The River Wharfe with storm swept tree. The building behind is part of the old paper mill. Now demolished. These buildings have been Gr.2 listed and so have to be kept. Paper making in Otley goes back around 300 years.
Our plan for Saturday was to do some short walks along the Chevin Tops and basically just walk wherever paths went for as long as time allowed. Its a good idea not to have a fixed route some times.
It turned out to be a very nice day with great views but my it was windy.
The Chevin escarpment is really steep from Otley and although this wasn’t a problem we wanted a centrally located car park so that we didn’t have to use public transport.

We parked up at Surprise View car park across the road from the Royalty pub which has just re-opened after a couple of years closed. Grid Ref: SE 205 440. Wow it saved us some up’s. Many people were out with or without dogs and lots of runners were using the fine open ridge for exercise. The views were superb in all directions but it was a shame the wind was so fierce.
 View from Chevin ridge across Otley and Wharfedale.

 At the high point of 282 metres on the Dales Way and Ebor Way.

 We headed off west in the direction of West Chevin Farm where we turned onto a lower path that skirted the ridge line. There were lots of paths that were not on the map and we had to be a bit careful because we didn’t want to loose too much height. Glaciation or the remnants of glaciation were everywhere with huge erratic boulders waiting to be inspected.
 One of many erratic boulders 
 Following the escarpment now in an easterly direction it wasn’t long before all the tracks headed back up towards the ridge again and the wind was really getting strong. Sheila spotted a common lizard scurrying away and it disappeared into a crack way before i managed to get a photo.
Our route still with good views across to Almscliffe Crags and further towards Harrogate eventually became Millers Lane i think it was called and crossed the main road at Danefield House.
 We now entered a very popular park circuit. Lots of people about. Many runners and marshals too.
Somebody had been very busy doing sculptures, there were numerous. I will put them all on a slideshow at the end of the post. At the trig point we stopped for a coffee and to review our options of  a route back to the car.  The trig point is now completely surrounded by trees with no view to any other hill possible.

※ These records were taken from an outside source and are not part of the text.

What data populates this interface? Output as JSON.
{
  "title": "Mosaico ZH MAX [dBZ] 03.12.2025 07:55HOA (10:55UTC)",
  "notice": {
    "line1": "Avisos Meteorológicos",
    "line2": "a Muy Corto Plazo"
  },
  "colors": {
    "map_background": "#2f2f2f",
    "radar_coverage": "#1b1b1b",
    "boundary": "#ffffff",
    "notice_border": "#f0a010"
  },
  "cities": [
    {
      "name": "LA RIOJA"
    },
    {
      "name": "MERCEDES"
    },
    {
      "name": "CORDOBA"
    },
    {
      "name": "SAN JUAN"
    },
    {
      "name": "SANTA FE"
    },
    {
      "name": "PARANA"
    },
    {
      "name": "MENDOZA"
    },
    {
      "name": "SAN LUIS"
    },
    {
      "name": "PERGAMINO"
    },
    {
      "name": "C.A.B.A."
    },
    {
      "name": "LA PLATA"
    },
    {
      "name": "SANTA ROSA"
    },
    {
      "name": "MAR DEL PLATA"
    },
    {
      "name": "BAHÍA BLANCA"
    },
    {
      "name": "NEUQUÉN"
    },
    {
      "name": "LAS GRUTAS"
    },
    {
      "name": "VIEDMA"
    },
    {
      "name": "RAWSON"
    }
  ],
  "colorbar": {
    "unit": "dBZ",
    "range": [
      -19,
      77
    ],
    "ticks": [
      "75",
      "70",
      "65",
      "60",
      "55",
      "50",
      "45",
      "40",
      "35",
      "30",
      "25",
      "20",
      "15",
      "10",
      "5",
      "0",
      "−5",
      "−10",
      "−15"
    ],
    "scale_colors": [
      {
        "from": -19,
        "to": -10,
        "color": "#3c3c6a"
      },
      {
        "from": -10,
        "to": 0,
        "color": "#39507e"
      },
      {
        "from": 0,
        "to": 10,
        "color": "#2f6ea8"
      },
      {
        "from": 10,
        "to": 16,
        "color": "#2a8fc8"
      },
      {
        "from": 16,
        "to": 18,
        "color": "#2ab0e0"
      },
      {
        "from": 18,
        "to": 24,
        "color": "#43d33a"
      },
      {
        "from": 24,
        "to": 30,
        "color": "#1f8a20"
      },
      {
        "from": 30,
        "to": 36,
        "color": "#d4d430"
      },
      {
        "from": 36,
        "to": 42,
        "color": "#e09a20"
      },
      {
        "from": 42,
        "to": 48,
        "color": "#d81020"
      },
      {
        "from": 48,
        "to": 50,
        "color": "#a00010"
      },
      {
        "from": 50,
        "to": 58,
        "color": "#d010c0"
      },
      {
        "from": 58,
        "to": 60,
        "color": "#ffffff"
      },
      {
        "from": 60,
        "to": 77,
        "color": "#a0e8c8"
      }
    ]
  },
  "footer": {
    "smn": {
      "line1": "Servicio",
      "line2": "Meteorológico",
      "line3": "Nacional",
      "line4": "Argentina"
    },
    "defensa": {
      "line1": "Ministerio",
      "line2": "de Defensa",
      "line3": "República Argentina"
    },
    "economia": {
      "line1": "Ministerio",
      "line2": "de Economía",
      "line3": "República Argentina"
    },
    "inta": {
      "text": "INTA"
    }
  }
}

 Me, sporting a new Osprey jacket kindly supplied FOC by Aclimatise. I will do a review on it when i have had the chance of some wet weather. First impressions are that this is a general purpose, everyday type of waterproof. Not a backpacking jacket, although it could be used in the colder months. A little on the heavy side but not ridiculously so. 750 grams. Its comfortable with the soft lining that resembles Paramo linings in some way. Waterproof zips, double storm flaps over the main zip and an excellent hood. More to come.

We headed back towards Chevin Rd East through Caley Deer park and Chevin Forest park on good well used paths. Once at the road we crossed a stile and across open fields where the views opened up again eventually exiting onto York Gate. Walking along York Gate can be quite dangerous, its a narrow road and very fast in parts it doesn’t leave much room for any driver error.
The pull of the Royalty pub was too much and we called in to see what it was like. Unfortunately most decent drinks were off leaving only keg lager and bottled beers. The service from a young lad was at best rude and if this is what it used to be like then i’m not surprised it shut down.

So it was back to our log cabin in the woods and a chilling night.



Slideshow click here.


The route map.
We started at the “P” to the right of Your Route legend. The distance was just under 10km but the Naismith’s time is only calculated. We were out for just over 4 hours and enjoyed the walk.

One thing which was brilliant was that not a single wind turbine could be seen. Long may this remain. Well done Yorkshire.

Find it Here